== Work instruction ==
Among the lines of the data, copy those that hold "this".

Web page and app entries:
====

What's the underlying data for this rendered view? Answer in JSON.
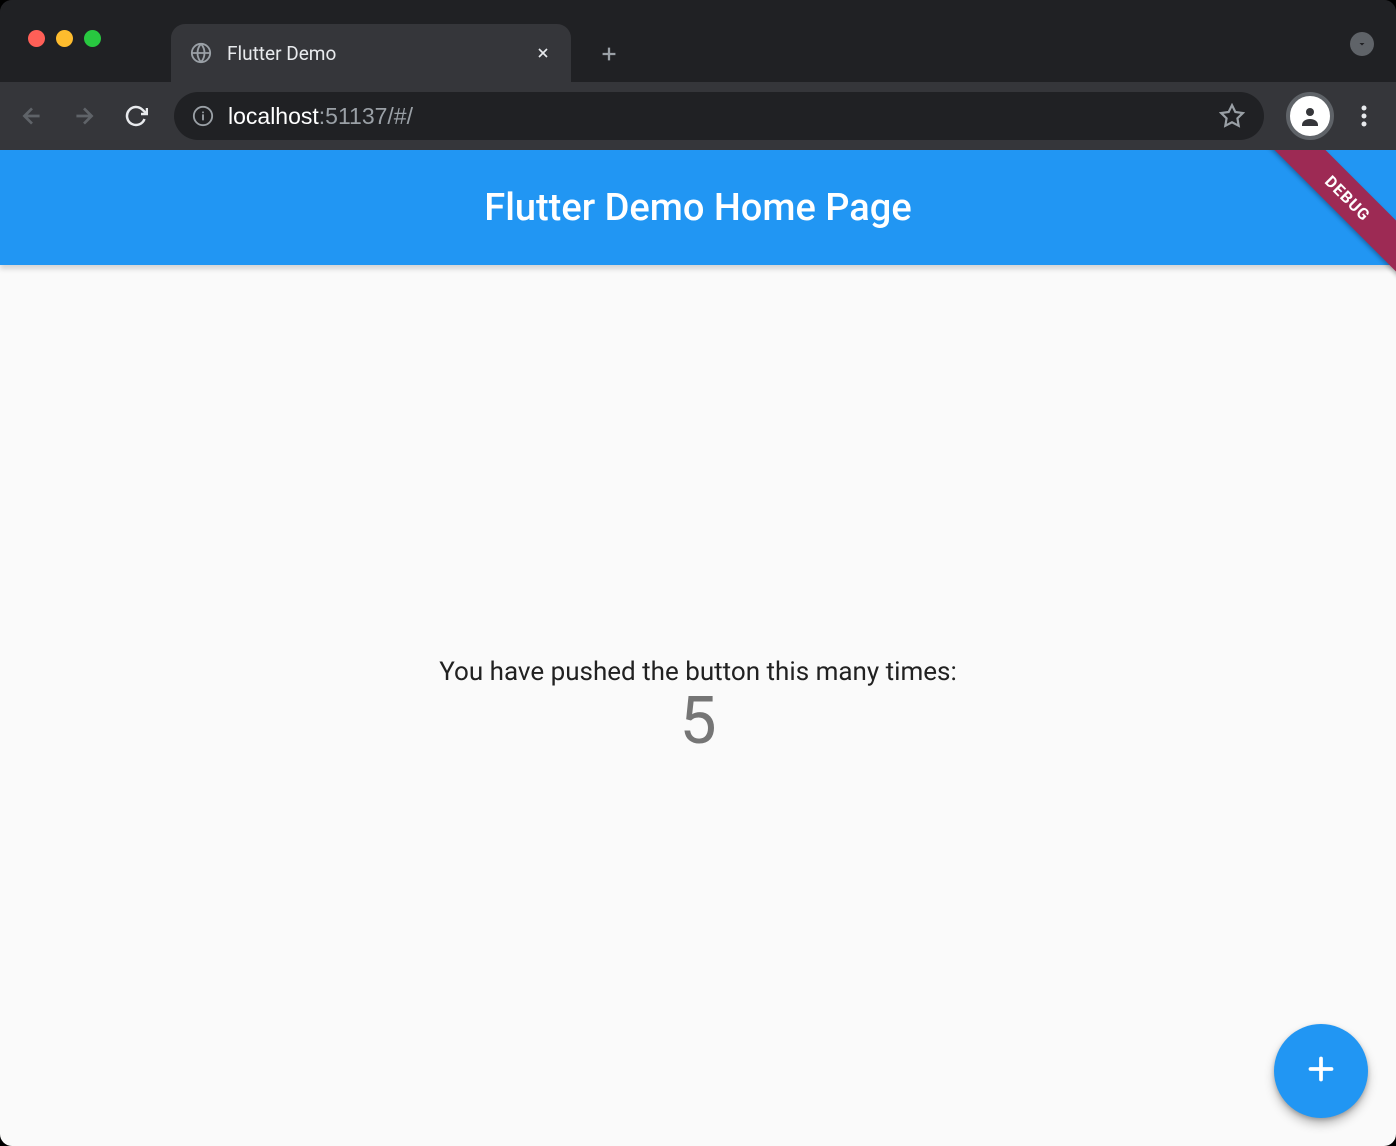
{
  "browser": {
    "tab": {
      "title": "Flutter Demo"
    },
    "url": {
      "host": "localhost",
      "rest": ":51137/#/"
    }
  },
  "app": {
    "appbar_title": "Flutter Demo Home Page",
    "debug_label": "DEBUG",
    "body": {
      "caption": "You have pushed the button this many times:",
      "counter": "5"
    },
    "colors": {
      "primary": "#2196f3",
      "scaffold": "#fafafa"
    }
  }
}
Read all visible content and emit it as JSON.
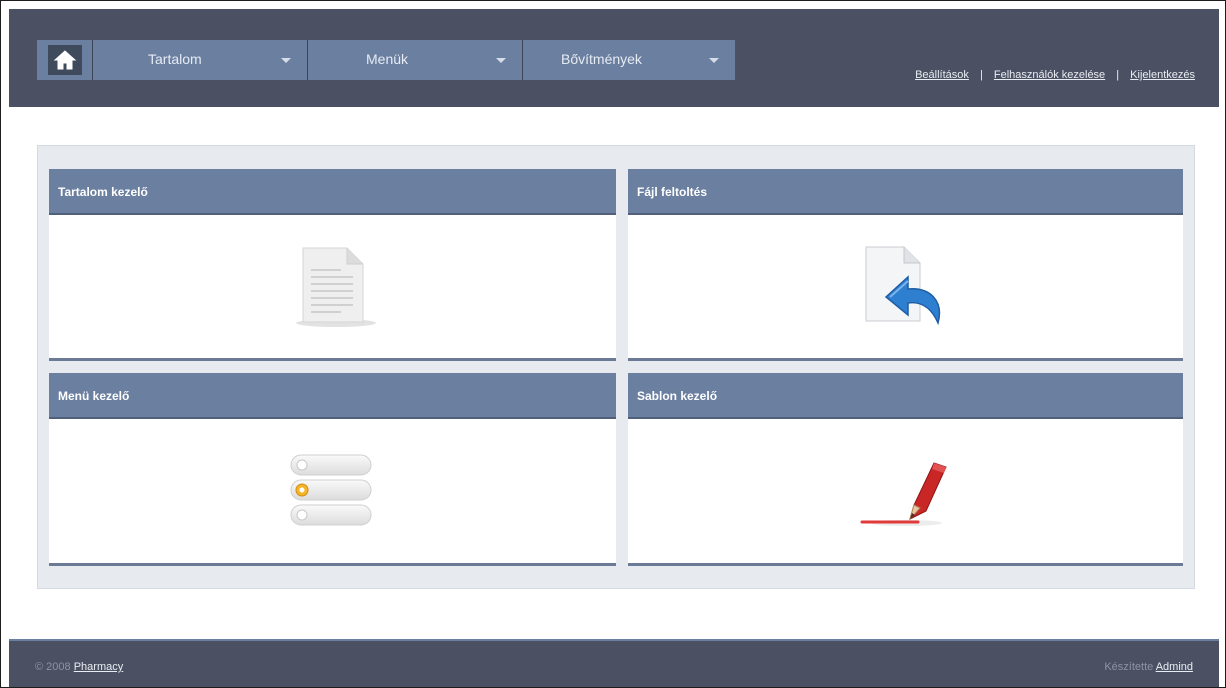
{
  "nav": {
    "home_icon": "home-icon",
    "items": [
      {
        "label": "Tartalom"
      },
      {
        "label": "Menük"
      },
      {
        "label": "Bővítmények"
      }
    ]
  },
  "top_links": [
    {
      "label": "Beállítások"
    },
    {
      "label": "Felhasználók kezelése"
    },
    {
      "label": "Kijelentkezés"
    }
  ],
  "separator": "|",
  "cards": [
    {
      "title": "Tartalom kezelő",
      "icon": "document-icon"
    },
    {
      "title": "Fájl feltoltés",
      "icon": "file-upload-icon"
    },
    {
      "title": "Menü kezelő",
      "icon": "menu-list-icon"
    },
    {
      "title": "Sablon kezelő",
      "icon": "pencil-icon"
    }
  ],
  "footer": {
    "copyright": "© 2008",
    "site_link": "Pharmacy",
    "made_by": "Készítette",
    "author_link": "Admind"
  },
  "colors": {
    "header_bg": "#4b5163",
    "nav_bg": "#6b7fa0",
    "panel_bg": "#e7ebf0"
  }
}
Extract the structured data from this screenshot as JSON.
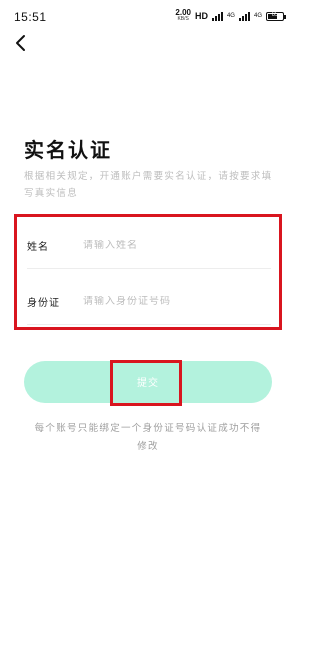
{
  "status_bar": {
    "time": "15:51",
    "net_speed": "2.00",
    "net_speed_unit": "KB/S",
    "hd_label": "HD",
    "network_1": "4G",
    "network_2": "4G",
    "battery_level": "65"
  },
  "header": {
    "back_icon": "chevron-left-icon"
  },
  "page": {
    "title": "实名认证",
    "description": "根据相关规定，开通账户需要实名认证，请按要求填写真实信息"
  },
  "form": {
    "name_label": "姓名",
    "name_placeholder": "请输入姓名",
    "id_label": "身份证",
    "id_placeholder": "请输入身份证号码"
  },
  "submit": {
    "label": "提交"
  },
  "note": "每个账号只能绑定一个身份证号码认证成功不得修改",
  "colors": {
    "accent": "#b3f2dd",
    "highlight": "#d9151f",
    "muted_text": "#bdbdbd"
  }
}
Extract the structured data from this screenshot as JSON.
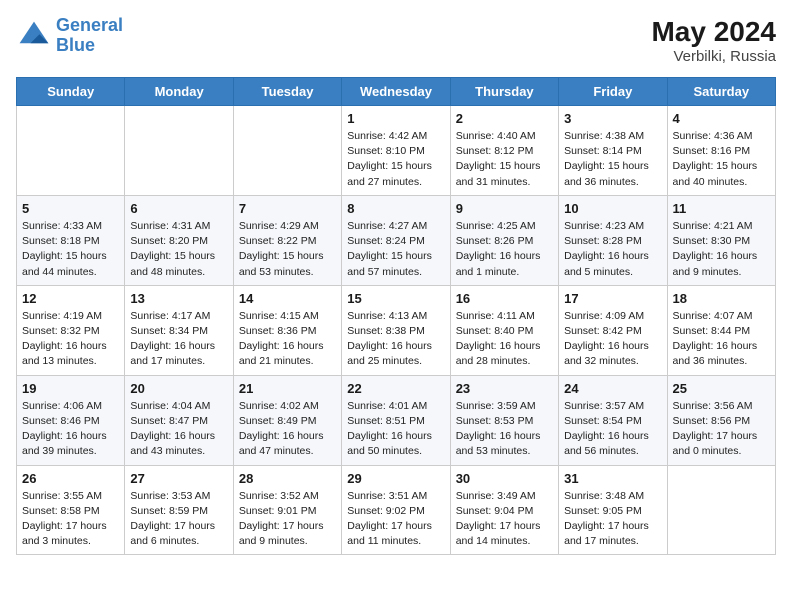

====

== Task solution ==
What's the underlying data for this rendered view? Answer in JSON.
      "caption": "You have pushed the button this many times:",
Extract the structured data from this screenshot as JSON.
Extract the structured data from this screenshot as JSON.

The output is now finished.